▸ **THE TASK**:
Print all of the data exactly, but drop the pictures.

▸ **AVAILABLE RECORDS**:
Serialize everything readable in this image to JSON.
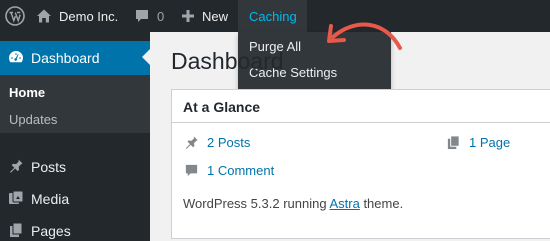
{
  "adminbar": {
    "site_name": "Demo Inc.",
    "comments_count": "0",
    "new_label": "New",
    "caching_label": "Caching"
  },
  "caching_menu": {
    "items": [
      {
        "label": "Purge All"
      },
      {
        "label": "Cache Settings"
      }
    ]
  },
  "sidebar": {
    "dashboard_label": "Dashboard",
    "submenu": [
      {
        "label": "Home"
      },
      {
        "label": "Updates"
      }
    ],
    "items": [
      {
        "label": "Posts",
        "icon": "pin-icon"
      },
      {
        "label": "Media",
        "icon": "media-icon"
      },
      {
        "label": "Pages",
        "icon": "pages-icon"
      }
    ]
  },
  "main": {
    "title": "Dashboard"
  },
  "widget": {
    "title": "At a Glance",
    "posts": "2 Posts",
    "pages": "1 Page",
    "comments": "1 Comment",
    "version_prefix": "WordPress 5.3.2 running",
    "theme_name": "Astra",
    "version_suffix": "theme."
  },
  "colors": {
    "adminbar_bg": "#23282d",
    "accent": "#0073aa",
    "highlight": "#00b9eb",
    "annotation": "#e8594a"
  }
}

▸ **WORKED SOLUTION**:
Serialize everything readable in this image to JSON.
{
  "adminbar": {
    "site_name": "Demo Inc.",
    "comments_count": "0",
    "new_label": "New",
    "caching_label": "Caching"
  },
  "caching_menu": {
    "items": [
      {
        "label": "Purge All"
      },
      {
        "label": "Cache Settings"
      }
    ]
  },
  "sidebar": {
    "dashboard_label": "Dashboard",
    "submenu": [
      {
        "label": "Home"
      },
      {
        "label": "Updates"
      }
    ],
    "items": [
      {
        "label": "Posts",
        "icon": "pin-icon"
      },
      {
        "label": "Media",
        "icon": "media-icon"
      },
      {
        "label": "Pages",
        "icon": "pages-icon"
      }
    ]
  },
  "main": {
    "title": "Dashboard"
  },
  "widget": {
    "title": "At a Glance",
    "posts": "2 Posts",
    "pages": "1 Page",
    "comments": "1 Comment",
    "version_prefix": "WordPress 5.3.2 running",
    "theme_name": "Astra",
    "version_suffix": "theme."
  },
  "colors": {
    "adminbar_bg": "#23282d",
    "accent": "#0073aa",
    "highlight": "#00b9eb",
    "annotation": "#e8594a"
  }
}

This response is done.